Lagrange Prize in Continuous Optimization
The prize, established in 2002, is awarded jointly by the Mathematical Optimization Society (MOS) and the Society for Industrial and Applied Mathematics (SIAM). The prize is awarded for outstanding works in the area of continuous optimization. Judging of works will be based primarily on their mathematical quality, significance, and originality. Clarity and excellence of the exposition and the value of the work in practical applications may be considered as secondary attributes.
There will be an ad hoc prize committee appointed for each award jointly by the chair of MOS and the president of SIAM. The committee will consist of four members, one designated "Chair" by the chair of MOS. Committee appointments should be made at least two years before the prize award date. The MOS has the responsibility to notify its chair and the president of SIAM to make the appointments.
Committee members will be members of MOS and/or SIAM. At least two members of the committee will be MOS members and at least two will be members of SIAM.
The prize committee will deliver its final report with its nominee(s) at least six months prior to the prize award date. The prize committee will complete its duties with the awarding of the prize. If the prize committee reports that no prize can be awarded, then the prize money will be used to increase the endowment and the duties of the committee will be completed.
The Selection Committee will devise its own procedures for acquiring nominations or otherwise searching out works of interest.
To be eligible, works should form the final publication of the main result(s) and should be published either (a) as an article in a recognized journal, or in a comparable, well-referenced volume intended to publish final publications only; or (b) as a monograph consisting chiefly of original results rather than previously published material. Extended abstracts and prepublications, and articles published in journals, journal sections or proceedings that are intended to publish non-final papers, are not eligible.
The work must have been published during the six calendar years preceding the year of the award meeting.

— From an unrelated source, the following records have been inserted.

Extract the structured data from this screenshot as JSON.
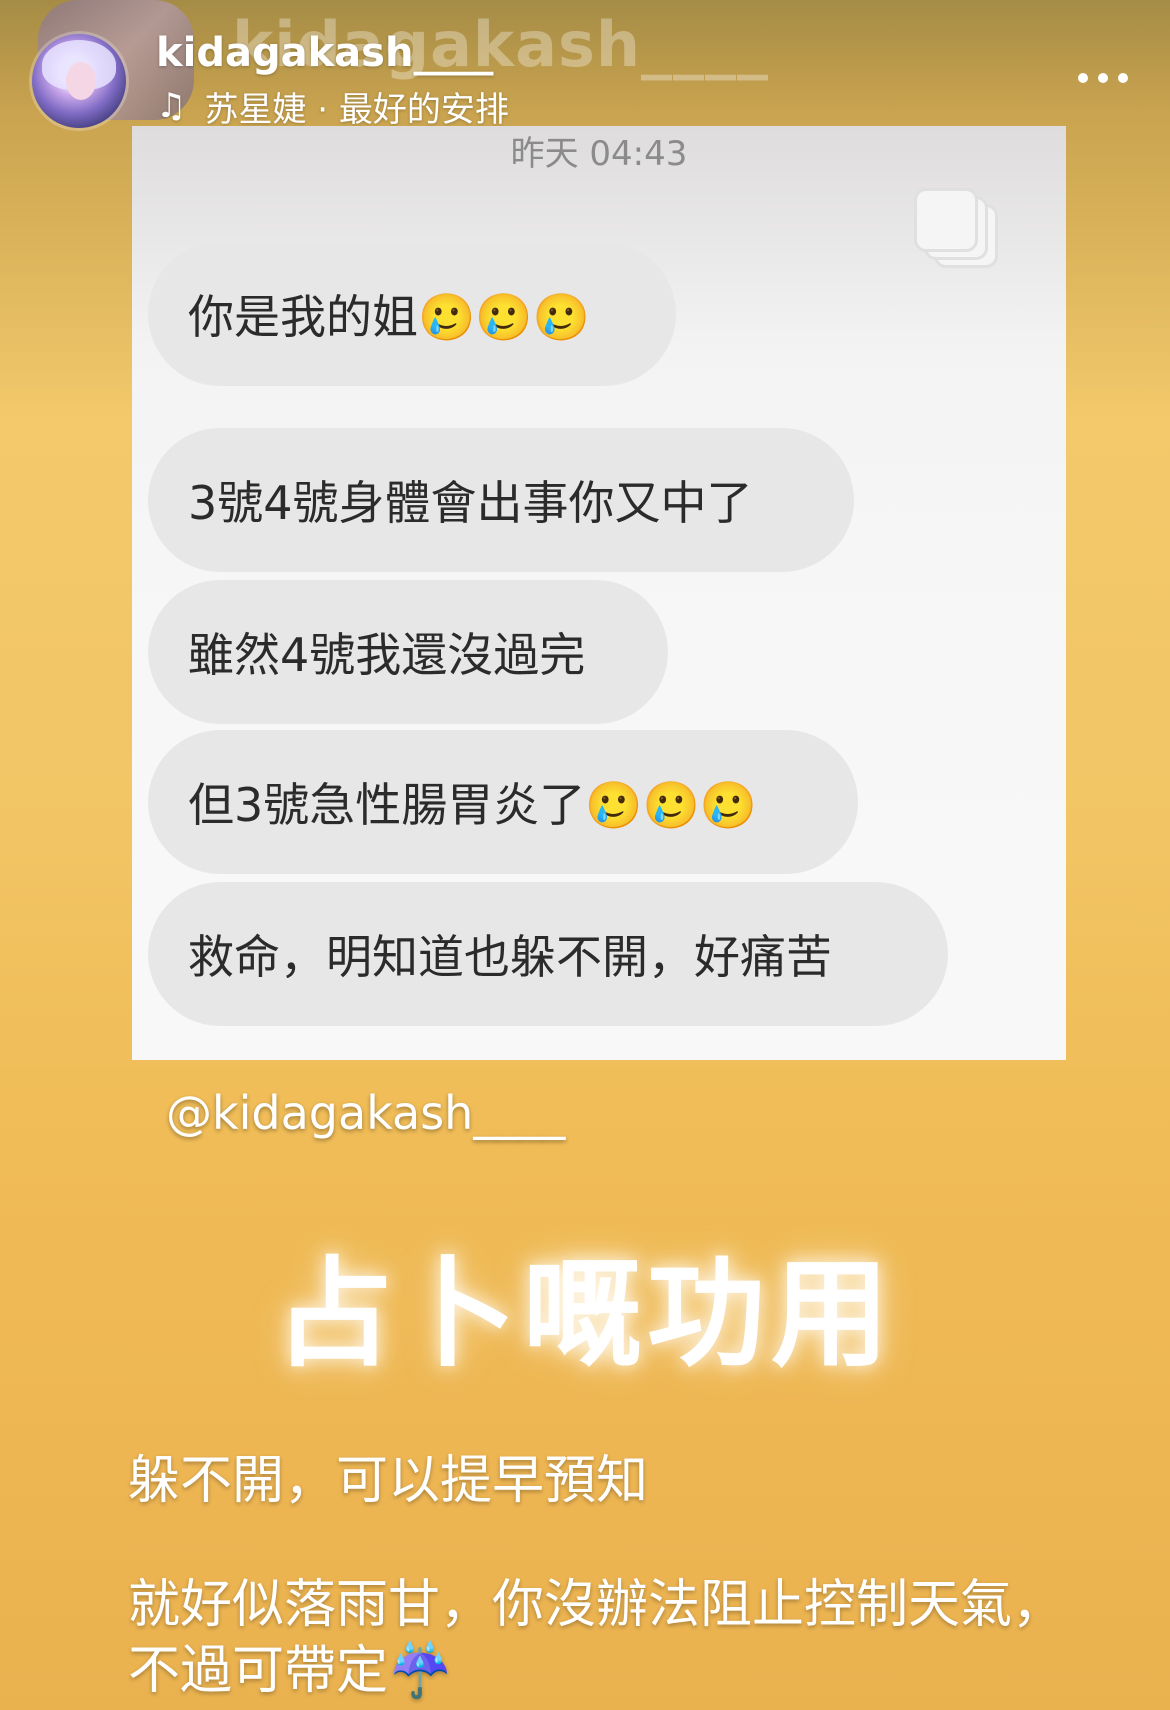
{
  "header": {
    "username": "kidagakash____",
    "music": "苏星婕 · 最好的安排",
    "more_icon": "more-dots-icon",
    "music_icon": "music-note-icon"
  },
  "chat": {
    "timestamp": "昨天 04:43",
    "messages": [
      "你是我的姐🥲🥲🥲",
      "3號4號身體會出事你又中了",
      "雖然4號我還沒過完",
      "但3號急性腸胃炎了🥲🥲🥲",
      "救命，明知道也躲不開，好痛苦"
    ]
  },
  "story": {
    "mention": "@kidagakash____",
    "heading": "占卜嘅功用",
    "line1": "躲不開，可以提早預知",
    "line2": "就好似落雨甘，你沒辦法阻止控制天氣，",
    "line3": "不過可帶定☔️"
  }
}
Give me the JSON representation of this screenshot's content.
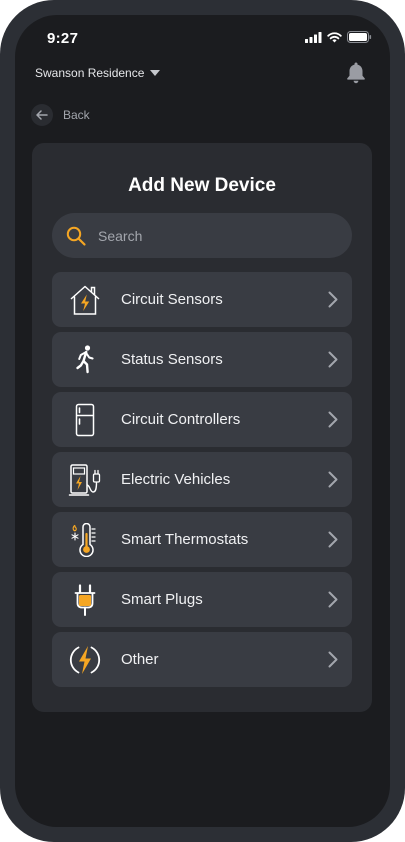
{
  "status_bar": {
    "time": "9:27"
  },
  "header": {
    "residence": "Swanson Residence"
  },
  "nav": {
    "back_label": "Back"
  },
  "dialog": {
    "title": "Add New Device",
    "search_placeholder": "Search"
  },
  "devices": [
    {
      "label": "Circuit Sensors",
      "icon": "house-bolt-icon"
    },
    {
      "label": "Status Sensors",
      "icon": "walking-person-icon"
    },
    {
      "label": "Circuit Controllers",
      "icon": "refrigerator-icon"
    },
    {
      "label": "Electric Vehicles",
      "icon": "ev-charger-icon"
    },
    {
      "label": "Smart Thermostats",
      "icon": "thermometer-icon"
    },
    {
      "label": "Smart Plugs",
      "icon": "plug-icon"
    },
    {
      "label": "Other",
      "icon": "bolt-circle-icon"
    }
  ],
  "colors": {
    "accent": "#f5a623",
    "background": "#1b1c1f",
    "card": "#2a2c31",
    "item": "#393c43",
    "frame": "#2c2f35"
  }
}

The extended period of six years is in recognition of the fact that the value of fundamental work cannot always be immediately assessed.
The prize committee is responsible for solicitation and evaluation of nominations. A call for nominations should be placed in appropriate SIAM, MOS, and other publications.
The proposed recipient(s) for the award should be presented by the prize committee to the Executive Committees of the SIAM Council and of MOS, via the president of SIAM and the chair of MOS. The proposed recipient(s) for the award must be accompanied by a written justification and a citation of about 100 words that can be read at the award date.
Both SIAM and MOS must approve the proposed recipients(s) for the prize to be awarded. Objection by either one of the two societies will nullify the proposal. If the proposed recipient(s) of the prize committee is(are) rejected by MOS and/or SIAM, the prize committee may propose a second recipient or recipients.
Prize Award Date
Beginning in 2003, an award will be presented triennially alternating between the International Symposium on Mathematical Programming and a SIAM meeting (either the SIAM Annual Meeting or a meeting of the Optimization Activity Group). The prize will be considered every three years. If no prize is awarded, the award date moves ahead three years.
Description of the Award
The award is to include a certificate containing the citation and a cash prize of $1,500. In the event of joint authorship, the prize will be divided.
The Prize Fund
The MOS has the responsibility for soliciting and providing the funds necessary for the prize award.
- 2003 Adrian Lewis
- 2006 Roger Fletcher, Sven Leyffer, and Philippe Toint
- 2009 Jean B. Lasserre
- 2012 Emmanuel J. Candes and Benjamin Recht
The next award will be made in 2015.